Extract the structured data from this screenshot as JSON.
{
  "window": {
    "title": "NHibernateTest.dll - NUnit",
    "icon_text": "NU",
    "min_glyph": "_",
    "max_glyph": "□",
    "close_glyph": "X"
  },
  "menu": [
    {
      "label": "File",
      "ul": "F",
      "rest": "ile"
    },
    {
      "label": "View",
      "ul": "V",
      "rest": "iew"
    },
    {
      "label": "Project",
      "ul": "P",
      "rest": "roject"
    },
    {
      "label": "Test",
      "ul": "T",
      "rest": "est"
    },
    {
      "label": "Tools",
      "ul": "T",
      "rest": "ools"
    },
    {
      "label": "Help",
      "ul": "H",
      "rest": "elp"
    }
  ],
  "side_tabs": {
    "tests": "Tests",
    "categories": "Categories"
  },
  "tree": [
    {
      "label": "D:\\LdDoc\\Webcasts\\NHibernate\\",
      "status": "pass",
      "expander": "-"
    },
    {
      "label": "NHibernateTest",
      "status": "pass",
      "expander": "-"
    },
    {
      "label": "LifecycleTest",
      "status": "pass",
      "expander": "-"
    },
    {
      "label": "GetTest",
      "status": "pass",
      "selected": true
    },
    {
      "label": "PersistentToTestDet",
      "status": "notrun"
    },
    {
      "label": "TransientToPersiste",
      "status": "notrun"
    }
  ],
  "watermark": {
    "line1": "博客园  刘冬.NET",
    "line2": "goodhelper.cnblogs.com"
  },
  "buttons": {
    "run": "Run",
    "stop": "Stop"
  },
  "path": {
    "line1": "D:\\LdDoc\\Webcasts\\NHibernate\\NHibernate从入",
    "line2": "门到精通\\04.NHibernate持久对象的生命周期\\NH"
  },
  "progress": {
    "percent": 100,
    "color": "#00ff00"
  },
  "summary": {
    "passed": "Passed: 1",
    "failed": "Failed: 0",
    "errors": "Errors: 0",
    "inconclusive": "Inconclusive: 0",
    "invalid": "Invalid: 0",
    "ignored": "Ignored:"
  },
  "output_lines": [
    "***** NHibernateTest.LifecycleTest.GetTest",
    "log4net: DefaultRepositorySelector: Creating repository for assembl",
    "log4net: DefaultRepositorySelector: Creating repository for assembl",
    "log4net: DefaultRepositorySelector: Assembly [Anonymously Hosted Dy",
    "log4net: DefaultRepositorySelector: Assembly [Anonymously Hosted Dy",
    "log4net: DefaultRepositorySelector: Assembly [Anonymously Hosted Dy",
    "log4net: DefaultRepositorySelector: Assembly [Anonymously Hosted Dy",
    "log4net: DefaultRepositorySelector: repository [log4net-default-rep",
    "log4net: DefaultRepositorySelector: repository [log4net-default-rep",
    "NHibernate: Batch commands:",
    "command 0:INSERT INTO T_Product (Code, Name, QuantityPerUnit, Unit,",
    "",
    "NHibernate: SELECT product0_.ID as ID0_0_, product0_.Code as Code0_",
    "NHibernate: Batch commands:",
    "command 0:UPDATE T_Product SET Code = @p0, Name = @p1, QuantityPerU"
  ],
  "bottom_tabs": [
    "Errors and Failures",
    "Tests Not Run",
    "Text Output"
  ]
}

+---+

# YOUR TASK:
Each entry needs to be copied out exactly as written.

# RESULT:
Extract the structured data from this screenshot as JSON.
{
  "window": {
    "title": "NHibernateTest.dll - NUnit",
    "icon_text": "NU",
    "min_glyph": "_",
    "max_glyph": "□",
    "close_glyph": "X"
  },
  "menu": [
    {
      "label": "File",
      "ul": "F",
      "rest": "ile"
    },
    {
      "label": "View",
      "ul": "V",
      "rest": "iew"
    },
    {
      "label": "Project",
      "ul": "P",
      "rest": "roject"
    },
    {
      "label": "Test",
      "ul": "T",
      "rest": "est"
    },
    {
      "label": "Tools",
      "ul": "T",
      "rest": "ools"
    },
    {
      "label": "Help",
      "ul": "H",
      "rest": "elp"
    }
  ],
  "side_tabs": {
    "tests": "Tests",
    "categories": "Categories"
  },
  "tree": [
    {
      "label": "D:\\LdDoc\\Webcasts\\NHibernate\\",
      "status": "pass",
      "expander": "-"
    },
    {
      "label": "NHibernateTest",
      "status": "pass",
      "expander": "-"
    },
    {
      "label": "LifecycleTest",
      "status": "pass",
      "expander": "-"
    },
    {
      "label": "GetTest",
      "status": "pass",
      "selected": true
    },
    {
      "label": "PersistentToTestDet",
      "status": "notrun"
    },
    {
      "label": "TransientToPersiste",
      "status": "notrun"
    }
  ],
  "watermark": {
    "line1": "博客园  刘冬.NET",
    "line2": "goodhelper.cnblogs.com"
  },
  "buttons": {
    "run": "Run",
    "stop": "Stop"
  },
  "path": {
    "line1": "D:\\LdDoc\\Webcasts\\NHibernate\\NHibernate从入",
    "line2": "门到精通\\04.NHibernate持久对象的生命周期\\NH"
  },
  "progress": {
    "percent": 100,
    "color": "#00ff00"
  },
  "summary": {
    "passed": "Passed: 1",
    "failed": "Failed: 0",
    "errors": "Errors: 0",
    "inconclusive": "Inconclusive: 0",
    "invalid": "Invalid: 0",
    "ignored": "Ignored:"
  },
  "output_lines": [
    "***** NHibernateTest.LifecycleTest.GetTest",
    "log4net: DefaultRepositorySelector: Creating repository for assembl",
    "log4net: DefaultRepositorySelector: Creating repository for assembl",
    "log4net: DefaultRepositorySelector: Assembly [Anonymously Hosted Dy",
    "log4net: DefaultRepositorySelector: Assembly [Anonymously Hosted Dy",
    "log4net: DefaultRepositorySelector: Assembly [Anonymously Hosted Dy",
    "log4net: DefaultRepositorySelector: Assembly [Anonymously Hosted Dy",
    "log4net: DefaultRepositorySelector: repository [log4net-default-rep",
    "log4net: DefaultRepositorySelector: repository [log4net-default-rep",
    "NHibernate: Batch commands:",
    "command 0:INSERT INTO T_Product (Code, Name, QuantityPerUnit, Unit,",
    "",
    "NHibernate: SELECT product0_.ID as ID0_0_, product0_.Code as Code0_",
    "NHibernate: Batch commands:",
    "command 0:UPDATE T_Product SET Code = @p0, Name = @p1, QuantityPerU"
  ],
  "bottom_tabs": [
    "Errors and Failures",
    "Tests Not Run",
    "Text Output"
  ]
}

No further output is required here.